When it reached Fornovo, the French army crossed the Taro and began to move down the left bank of the river in front of the Italian camp. Its left flank was thus protected by the hills and its right by the river. In the circumstances the French not surprisingly expected the main assault on them to come from straight up the valley, and to counter this the Swiss marched in a tight square close behind the cavalry advance guard. Two further large columns of cavalry completed the order of the march with the King commanding the centre himself and the rear led by Gaston de Foix. The baggage train laden down with loot from the campaign was placed towards the rear and close to the line of the hills; the artillery moved on the right flank along the river bank.

The Italian battle plan was drawn up by Ridolfo Gonzaga, uncle of the Marquis and himself a veteran of the Burgundian wars, with just these dispositions of the enemy in mind. The tactical conception was masterly, although the details for its execution were over-elaborate. Basically the plan was to block the French advance with a holding force and launch the main attack across the Taro on the flanks of the centre and rear columns. This would have the effect of pinning the enemy against the hills, splitting his extended line of march, and destroying the columns in detail. To carry out this operation the Italian army was divided into nine divisions. The Count of Caiazzo, with the main body of the Milanese cavalry and supported by a mixed infantry force and a large cavalry reserve, was to cross the Taro in front of the French and engage the vanguard. Gonzaga himself with his personal troops was to cross in the centre, engage the French centre, and split it off from the vanguard. Bernardino Fortebraccio had command of the third prong of the attack, made up of the leading Venetian cavalry squadrons, and was to attack the rearguard. In close support to Gonzaga and Fortebraccio came the cream of the Venetian infantry, and then in reserve two further columns of cavalry. The first of these comprised the lanze spezzate known as the Colleoneschi and commanded by the son-in-law of the legendary Colleoni, who had died nearly twenty years earlier. The second reserve column was led by Antonio da Montefeltro, the illegitimate son of that other leading figure of the preceding generation, Federigo. While all these divisions were attacking directly from across the Taro, the stradiots were to pass right around the rear of the enemy and attack the vanguard downhill, thus causing further confusion and preventing stragglers from escaping into the hills. Finally a strong guard of cavalry and militia was left in the camp.

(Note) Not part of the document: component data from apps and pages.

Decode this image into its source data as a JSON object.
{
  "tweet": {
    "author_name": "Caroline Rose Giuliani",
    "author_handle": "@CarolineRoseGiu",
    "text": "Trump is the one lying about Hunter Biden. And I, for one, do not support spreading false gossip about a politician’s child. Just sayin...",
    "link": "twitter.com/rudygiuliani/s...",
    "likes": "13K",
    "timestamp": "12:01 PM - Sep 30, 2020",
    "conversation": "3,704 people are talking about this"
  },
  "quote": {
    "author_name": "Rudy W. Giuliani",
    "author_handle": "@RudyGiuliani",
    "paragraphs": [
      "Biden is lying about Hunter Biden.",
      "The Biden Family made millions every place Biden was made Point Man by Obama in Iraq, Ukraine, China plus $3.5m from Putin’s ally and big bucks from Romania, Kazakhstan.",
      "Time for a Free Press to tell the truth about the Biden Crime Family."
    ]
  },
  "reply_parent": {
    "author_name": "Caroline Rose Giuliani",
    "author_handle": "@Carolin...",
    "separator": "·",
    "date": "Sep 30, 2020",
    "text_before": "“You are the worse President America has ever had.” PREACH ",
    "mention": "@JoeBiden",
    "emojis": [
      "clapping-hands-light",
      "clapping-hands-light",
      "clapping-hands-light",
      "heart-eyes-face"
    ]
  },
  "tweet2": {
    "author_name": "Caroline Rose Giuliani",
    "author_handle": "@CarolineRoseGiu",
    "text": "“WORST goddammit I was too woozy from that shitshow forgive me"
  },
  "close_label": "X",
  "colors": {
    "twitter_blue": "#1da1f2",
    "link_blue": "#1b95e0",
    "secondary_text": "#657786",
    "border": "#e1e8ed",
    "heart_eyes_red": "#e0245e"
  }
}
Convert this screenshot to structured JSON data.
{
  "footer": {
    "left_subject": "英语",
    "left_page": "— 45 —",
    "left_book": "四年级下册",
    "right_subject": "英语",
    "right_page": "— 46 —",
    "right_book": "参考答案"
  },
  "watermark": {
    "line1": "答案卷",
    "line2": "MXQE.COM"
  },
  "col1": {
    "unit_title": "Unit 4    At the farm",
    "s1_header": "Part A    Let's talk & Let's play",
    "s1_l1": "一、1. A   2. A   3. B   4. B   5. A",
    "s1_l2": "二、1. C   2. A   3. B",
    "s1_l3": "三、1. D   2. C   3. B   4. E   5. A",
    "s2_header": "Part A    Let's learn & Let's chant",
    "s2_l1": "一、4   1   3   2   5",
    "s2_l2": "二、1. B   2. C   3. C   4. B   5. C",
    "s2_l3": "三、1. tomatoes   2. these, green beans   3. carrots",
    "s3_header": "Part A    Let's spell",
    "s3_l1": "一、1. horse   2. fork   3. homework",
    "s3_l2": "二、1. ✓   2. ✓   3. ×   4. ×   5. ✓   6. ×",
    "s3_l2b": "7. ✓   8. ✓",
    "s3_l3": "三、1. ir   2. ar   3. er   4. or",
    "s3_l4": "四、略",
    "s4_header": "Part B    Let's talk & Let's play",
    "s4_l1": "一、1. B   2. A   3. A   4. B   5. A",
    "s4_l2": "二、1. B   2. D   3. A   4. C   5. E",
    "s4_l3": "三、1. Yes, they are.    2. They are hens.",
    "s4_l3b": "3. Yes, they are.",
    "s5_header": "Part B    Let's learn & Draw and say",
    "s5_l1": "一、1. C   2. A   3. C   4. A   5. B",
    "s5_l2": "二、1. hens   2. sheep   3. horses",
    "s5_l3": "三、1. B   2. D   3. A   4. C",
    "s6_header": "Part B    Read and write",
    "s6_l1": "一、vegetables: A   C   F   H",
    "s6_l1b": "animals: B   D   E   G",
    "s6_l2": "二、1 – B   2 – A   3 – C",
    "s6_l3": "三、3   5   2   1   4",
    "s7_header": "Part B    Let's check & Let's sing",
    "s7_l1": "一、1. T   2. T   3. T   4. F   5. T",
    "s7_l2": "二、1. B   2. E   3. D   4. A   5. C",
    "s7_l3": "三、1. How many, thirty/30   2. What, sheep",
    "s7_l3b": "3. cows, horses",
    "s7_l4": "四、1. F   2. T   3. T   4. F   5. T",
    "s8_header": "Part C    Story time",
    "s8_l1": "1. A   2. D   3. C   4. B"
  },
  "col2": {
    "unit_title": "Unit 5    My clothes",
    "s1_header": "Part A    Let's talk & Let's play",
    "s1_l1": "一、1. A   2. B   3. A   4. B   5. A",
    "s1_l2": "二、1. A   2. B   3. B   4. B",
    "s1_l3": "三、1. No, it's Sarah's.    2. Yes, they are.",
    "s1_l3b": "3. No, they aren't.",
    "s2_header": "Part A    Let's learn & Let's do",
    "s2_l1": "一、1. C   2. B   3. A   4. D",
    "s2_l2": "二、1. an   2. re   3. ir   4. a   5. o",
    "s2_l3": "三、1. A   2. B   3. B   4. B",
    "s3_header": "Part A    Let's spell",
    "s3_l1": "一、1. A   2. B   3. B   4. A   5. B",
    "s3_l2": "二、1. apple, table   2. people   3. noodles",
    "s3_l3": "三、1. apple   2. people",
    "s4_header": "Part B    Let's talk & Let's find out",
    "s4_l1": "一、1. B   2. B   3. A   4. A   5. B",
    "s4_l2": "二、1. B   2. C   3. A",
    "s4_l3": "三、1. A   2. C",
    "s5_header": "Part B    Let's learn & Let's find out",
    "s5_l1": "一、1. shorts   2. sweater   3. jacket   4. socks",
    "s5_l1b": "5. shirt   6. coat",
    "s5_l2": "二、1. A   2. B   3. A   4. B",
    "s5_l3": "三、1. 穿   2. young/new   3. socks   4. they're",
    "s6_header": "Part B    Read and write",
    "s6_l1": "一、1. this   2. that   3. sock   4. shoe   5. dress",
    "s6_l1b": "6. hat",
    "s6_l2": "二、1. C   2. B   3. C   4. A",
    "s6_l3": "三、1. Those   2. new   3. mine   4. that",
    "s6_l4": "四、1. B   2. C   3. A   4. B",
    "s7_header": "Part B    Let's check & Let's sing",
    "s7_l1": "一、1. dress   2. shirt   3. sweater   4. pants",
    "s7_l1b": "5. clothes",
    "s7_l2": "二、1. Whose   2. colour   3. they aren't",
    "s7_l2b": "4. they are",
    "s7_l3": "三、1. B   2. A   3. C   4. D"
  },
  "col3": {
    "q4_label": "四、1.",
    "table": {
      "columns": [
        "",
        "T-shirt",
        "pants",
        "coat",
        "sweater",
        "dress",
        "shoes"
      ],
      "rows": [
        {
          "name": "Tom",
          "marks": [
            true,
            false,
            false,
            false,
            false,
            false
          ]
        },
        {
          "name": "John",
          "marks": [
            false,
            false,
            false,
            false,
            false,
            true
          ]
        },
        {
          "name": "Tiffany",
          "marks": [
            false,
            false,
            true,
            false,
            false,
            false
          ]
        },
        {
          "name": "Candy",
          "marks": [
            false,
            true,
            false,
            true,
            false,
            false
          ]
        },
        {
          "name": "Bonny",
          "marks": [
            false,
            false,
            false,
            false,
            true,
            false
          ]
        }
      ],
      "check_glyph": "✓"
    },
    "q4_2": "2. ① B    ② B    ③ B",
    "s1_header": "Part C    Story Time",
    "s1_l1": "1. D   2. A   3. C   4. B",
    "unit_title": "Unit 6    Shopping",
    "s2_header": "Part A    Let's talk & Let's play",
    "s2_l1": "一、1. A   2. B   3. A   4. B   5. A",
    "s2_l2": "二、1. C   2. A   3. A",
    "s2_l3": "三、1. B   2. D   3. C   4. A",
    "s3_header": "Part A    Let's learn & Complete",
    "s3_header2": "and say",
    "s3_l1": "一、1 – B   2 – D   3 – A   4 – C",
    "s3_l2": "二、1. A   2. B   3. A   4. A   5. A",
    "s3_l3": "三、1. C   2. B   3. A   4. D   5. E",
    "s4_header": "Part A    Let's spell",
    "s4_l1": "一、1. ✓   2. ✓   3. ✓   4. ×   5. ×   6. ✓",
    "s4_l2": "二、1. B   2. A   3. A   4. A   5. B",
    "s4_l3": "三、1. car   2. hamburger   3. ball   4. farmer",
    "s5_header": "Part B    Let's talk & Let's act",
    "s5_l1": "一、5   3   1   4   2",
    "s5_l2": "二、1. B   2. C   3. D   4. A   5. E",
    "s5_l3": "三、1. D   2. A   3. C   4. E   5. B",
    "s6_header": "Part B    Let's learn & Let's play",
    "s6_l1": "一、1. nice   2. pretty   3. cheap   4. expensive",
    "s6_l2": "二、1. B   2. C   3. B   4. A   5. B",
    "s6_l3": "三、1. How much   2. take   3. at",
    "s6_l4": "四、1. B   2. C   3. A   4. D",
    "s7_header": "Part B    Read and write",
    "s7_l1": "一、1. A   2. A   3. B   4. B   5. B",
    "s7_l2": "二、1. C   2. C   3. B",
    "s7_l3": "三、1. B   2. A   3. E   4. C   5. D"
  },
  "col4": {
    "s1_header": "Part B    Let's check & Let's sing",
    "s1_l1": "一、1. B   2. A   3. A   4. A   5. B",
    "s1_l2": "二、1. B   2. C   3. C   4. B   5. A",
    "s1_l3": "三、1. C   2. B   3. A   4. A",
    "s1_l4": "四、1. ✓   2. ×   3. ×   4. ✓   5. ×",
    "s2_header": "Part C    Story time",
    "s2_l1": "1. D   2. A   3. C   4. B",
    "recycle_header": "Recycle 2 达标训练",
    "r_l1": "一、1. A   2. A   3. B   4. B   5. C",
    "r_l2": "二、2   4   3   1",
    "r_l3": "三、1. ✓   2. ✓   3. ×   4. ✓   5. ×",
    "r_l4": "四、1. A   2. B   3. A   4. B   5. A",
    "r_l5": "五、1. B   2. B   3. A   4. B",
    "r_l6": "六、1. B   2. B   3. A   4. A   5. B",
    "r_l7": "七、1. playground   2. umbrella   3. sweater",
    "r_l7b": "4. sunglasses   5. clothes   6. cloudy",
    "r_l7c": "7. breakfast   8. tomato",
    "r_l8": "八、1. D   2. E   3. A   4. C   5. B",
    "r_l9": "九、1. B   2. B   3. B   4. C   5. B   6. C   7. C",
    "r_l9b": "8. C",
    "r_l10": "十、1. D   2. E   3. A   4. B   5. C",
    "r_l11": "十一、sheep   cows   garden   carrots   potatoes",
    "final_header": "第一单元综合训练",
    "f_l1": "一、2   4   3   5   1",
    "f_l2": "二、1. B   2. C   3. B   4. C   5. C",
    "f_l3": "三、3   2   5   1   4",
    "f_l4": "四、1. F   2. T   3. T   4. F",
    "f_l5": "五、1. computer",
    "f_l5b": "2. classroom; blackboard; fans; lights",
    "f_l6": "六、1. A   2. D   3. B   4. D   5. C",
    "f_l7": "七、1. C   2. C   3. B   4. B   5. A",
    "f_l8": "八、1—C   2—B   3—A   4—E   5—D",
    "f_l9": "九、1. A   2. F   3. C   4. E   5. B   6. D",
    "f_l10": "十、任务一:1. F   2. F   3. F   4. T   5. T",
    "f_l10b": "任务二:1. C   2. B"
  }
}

Advertisements

Leave a Reply

Fill in your details below or click an icon to log in:

WordPress.com Logo

You are commenting using your WordPress.com account. Log Out /  Change )

Google photo

You are commenting using your Google account. Log Out /  Change )

Twitter picture

You are commenting using your Twitter account. Log Out /  Change )

Facebook photo

You are commenting using your Facebook account. Log Out /  Change )

Connecting to %s

This site uses Akismet to reduce spam. Learn how your comment data is processed.